Building a digital marketing budget — or any marketing budget — can sometimes be an exercise in frustration for businesses.
On the one hand, many companies know that to make more sales and see more profits, they often need to spend money. But marketing can be slow to build, and the sales don’t always come as quickly as you would like.
And, in many cases, when times are lean, the marketing budget is the first to be slashed.
It’s also challenging when your marketing team is presented with many good marketing options — building SEO, inbound marketing, creating a regular social media presence, Facebook ads, Google ads, and more. While all of those initiatives can bring in new leads and opportunities, they also all cost money.
The solution to managing these competing demands is to build a digital marketing budget that scales.
A marketing budget that scales means picking the initiatives that meet your budget, but also provide the best potential for return on investment (ROI).
What does that look like in practice?
Consider the Short-Term
Many companies when looking at their digital marketing start with social media — they decide they want to be on Facebook, Twitter, and LinkedIn, and they want to post regular content to engage with their fanbase.
While this is a good goal and important for building brand recognition, it may not produce the most measurable return on your investment in the short-term. Even if you gain 10,000 followers, that doesn’t necessarily translate into $10,000 in sales — particularly depending on the price of your product or service.
A more profitable short-term activity (depending on your business) might be to do targeted solicitation in Facebook groups or on LinkedIn, where you can quantify the number of leads you are hoping to gain and the number of solicitation messages you need to send out to meet that goal.
This is also helpful for marketing departments who have to justify their budgets.
Consider the Long-Term
Services with less ROI potential are still important — but they may take longer to build. It can take time to get to 10,000 followers or 10,000 website visits, but in the long-term this can be an attainable goal, depending on your size and scope.
If you choose more profitable services up front, you can take the proceeds from those profits and roll them over into new marketing activities that take longer to propagate returns. Your marketing budget will grow, but so will your revenue.
Activities like posting to social media, responding to online reviews, and designing custom graphics are often necessary — but they don’t always bring in a justifiable return on investment.
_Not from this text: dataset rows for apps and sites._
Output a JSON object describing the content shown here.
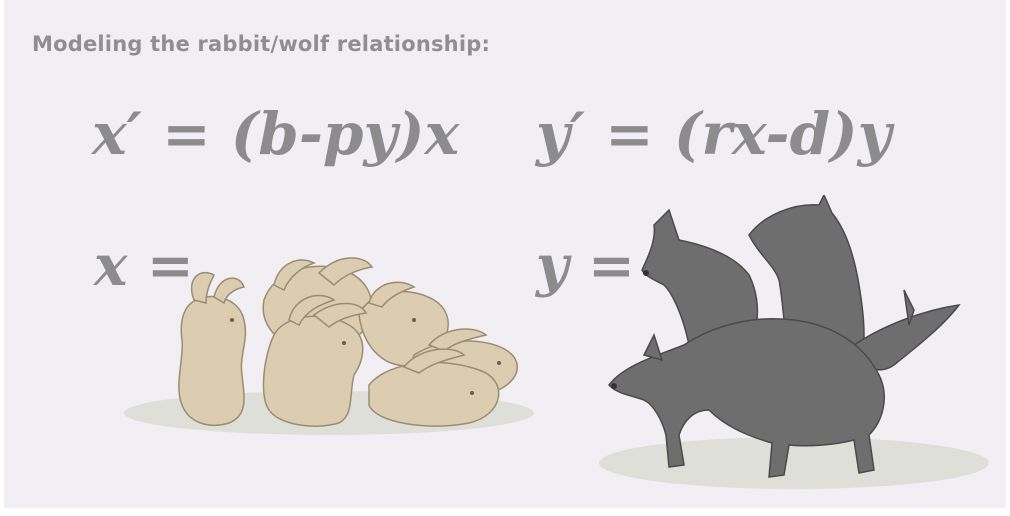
{
  "heading": "Modeling the rabbit/wolf relationship:",
  "equations": {
    "rabbit": "x′ = (b-py)x",
    "wolf": "y′ = (rx-d)y"
  },
  "variables": {
    "x_label": "x =",
    "y_label": "y ="
  },
  "illustrations": {
    "rabbits": "rabbit-group",
    "wolves": "wolf-pack"
  },
  "colors": {
    "background": "#f1eff4",
    "text": "#8c8c8c",
    "rabbit_fill": "#dcccb0",
    "wolf_fill": "#6e6e6e",
    "shadow": "#dedfd8"
  }
}
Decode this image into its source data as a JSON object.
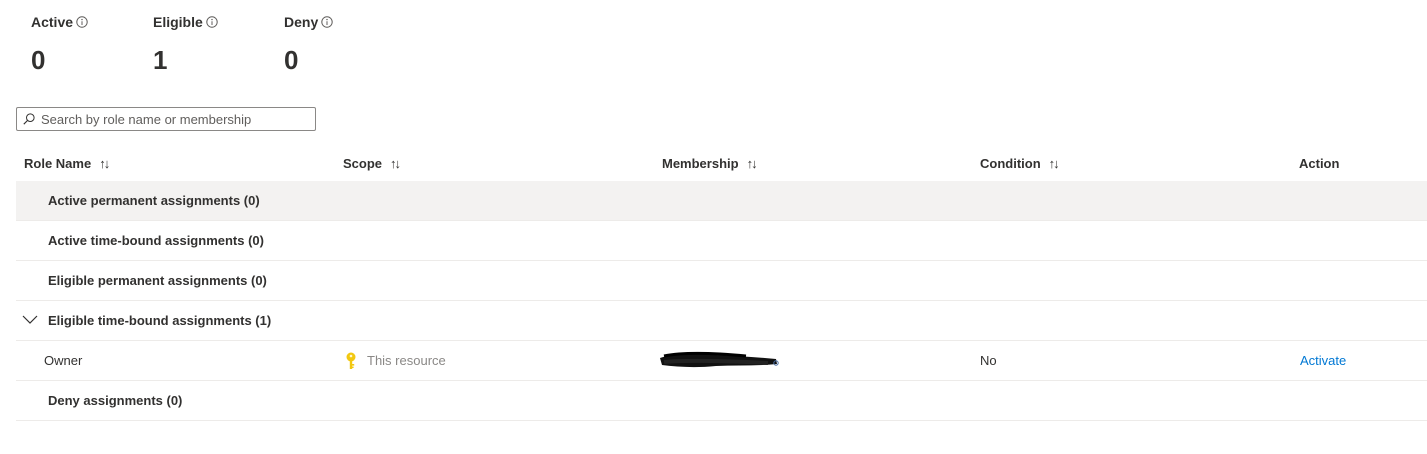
{
  "summary": {
    "active": {
      "label": "Active",
      "value": "0"
    },
    "eligible": {
      "label": "Eligible",
      "value": "1"
    },
    "deny": {
      "label": "Deny",
      "value": "0"
    }
  },
  "search": {
    "placeholder": "Search by role name or membership"
  },
  "columns": {
    "role_name": "Role Name",
    "scope": "Scope",
    "membership": "Membership",
    "condition": "Condition",
    "action": "Action"
  },
  "groups": {
    "active_permanent": "Active permanent assignments (0)",
    "active_time_bound": "Active time-bound assignments (0)",
    "eligible_permanent": "Eligible permanent assignments (0)",
    "eligible_time_bound": "Eligible time-bound assignments (1)",
    "deny": "Deny assignments (0)"
  },
  "eligible_row": {
    "role": "Owner",
    "scope": "This resource",
    "condition": "No",
    "action": "Activate"
  },
  "icons": {
    "info": "info-icon",
    "search": "search-icon",
    "sort": "sort-icon",
    "chevron": "chevron-down-icon",
    "key": "key-icon"
  },
  "colors": {
    "link": "#0078d4",
    "key": "#f2c811",
    "selected_row": "#f3f2f1"
  }
}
Responding to negative reviews won’t result in a direct increase in sales that you can prove, but not doing so can significantly hurt your reputation. They are qualitative, but not always quantitative.
Look for the Most Profitable Potential
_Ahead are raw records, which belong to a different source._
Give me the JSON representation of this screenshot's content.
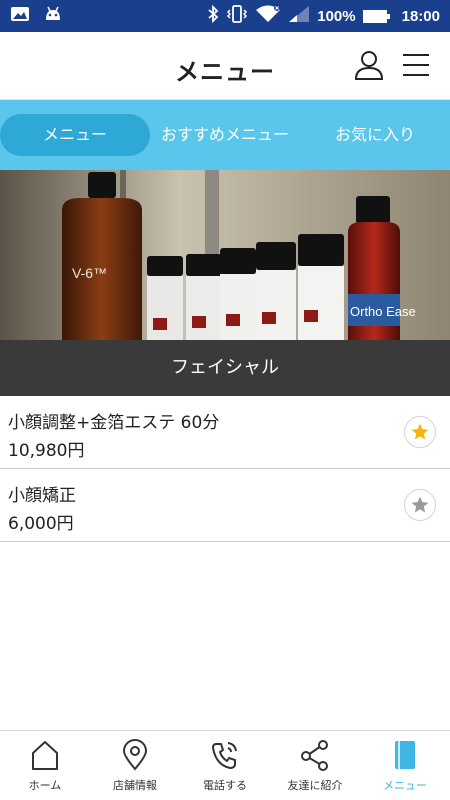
{
  "status_bar": {
    "battery": "100%",
    "time": "18:00",
    "icons": [
      "image-icon",
      "android-icon",
      "bluetooth-icon",
      "vibrate-icon",
      "wifi-icon",
      "signal-icon",
      "battery-icon"
    ]
  },
  "header": {
    "title": "メニュー",
    "icons": [
      "user-icon",
      "hamburger-menu-icon"
    ]
  },
  "tabs": [
    {
      "label": "メニュー",
      "active": true
    },
    {
      "label": "おすすめメニュー",
      "active": false
    },
    {
      "label": "お気に入り",
      "active": false
    }
  ],
  "hero": {
    "bottle_left_label": "V-6™",
    "bottle_right_label": "Ortho Ease"
  },
  "section": {
    "title": "フェイシャル"
  },
  "items": [
    {
      "name": "小顔調整+金箔エステ 60分",
      "price": "10,980円",
      "favorite": true
    },
    {
      "name": "小顔矯正",
      "price": "6,000円",
      "favorite": false
    }
  ],
  "colors": {
    "status_bar": "#1a3f8c",
    "tab_bar": "#5bc6eb",
    "tab_active": "#2ea9d6",
    "section_bar": "#3a3a3a",
    "star_active": "#f5b50a",
    "star_inactive": "#9a9a9a",
    "nav_active": "#3fb6e3"
  },
  "bottom_nav": [
    {
      "label": "ホーム",
      "icon": "home-icon",
      "active": false
    },
    {
      "label": "店舗情報",
      "icon": "location-pin-icon",
      "active": false
    },
    {
      "label": "電話する",
      "icon": "phone-icon",
      "active": false
    },
    {
      "label": "友達に紹介",
      "icon": "share-icon",
      "active": false
    },
    {
      "label": "メニュー",
      "icon": "menu-book-icon",
      "active": true
    }
  ]
}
As we recently wrote about, some businesses struggle with which products or services to promote first, or which buyer personas to target. The answer can be whichever has the potential for the quickest and largest profit.
For instance, if you sell products at retail and have a direct-to-consumer line and wholesale services, one wholesale order will likely earn more revenue than 100 direct-to-consumer orders. In this case, focusing on wholesale first might make more sense.
If you design websites, building out a $20,000 website would bring in more earnings more quickly than designing ten $2,000 websites — and require less internal resources, less sales times, and less marketing spend.
Going for the big fish up front, rather than the low-hanging fruit, can sometimes be the most lucrative. And then you can use the additional profits to increase your other marketing activities and build them up to the same level.
Set Progressive Budgeting Goals
When there is too much you want to try at once, the answer can be to set progressive goals.
If you have a Facebook page and want to start running Facebook ads, participating in Facebook groups, and posting original video content to Facebook — in addition to all of your other promotional activities — it might make sense to start with one activity and slowly add in the others.
Most marketing activities cost more upfront because you need to do the setup, planning, initial consultations, testing, and so forth. But once it is up and running, with a strong plan in place and oversight, the long-term spend may not be quite as high.
One way to plan progressively is to plan out the different setups over years. For example, in Year 1, you might build or re-design your website, launch social media presences, and start a a Google pay-per-click campaign. In Year 2, you might continue social media marketing and Google ads, while also planning and launching an Inbound marketing campaign. In Year 3, you might continue those services, while beginning to create custom videos.
Another way to plan progressively is by buyer persona. In Year 1, you might target Persona A and get that up and running. In Year 2, you might continue marketing to Persona A and also begin marketing to Persona B. And so on…
Internal marketing resources can often cost a lot for your budget. Two full-time staff at $40,000 salaries each would cost $80,000 per year… Whereas one full-time, salaried staff member would be only $40,000. You could then use the additional $40,000 to outsource digital marketing activities, which can cost less than having an in-house resource.
Outsourcing can be cost-effective and is a great way to scale your marketing budget. When you have more budget, you can grow your services. When times are leaner, you can decrease them. It also ensures that your digital marketing activities run no matter what is happening in-house.
For businesses looking for marketing growth, both in results and in profits, a budget that scales is essential.
DigiForce Marketing offers cost-effective solutions for businesses. We can help you develop a long-term strategy that offers the highest ROI potential in the short-term.
Contact us today to learn more. Call 1-888-701-4441 or visit www.digiforcemarketing.ca.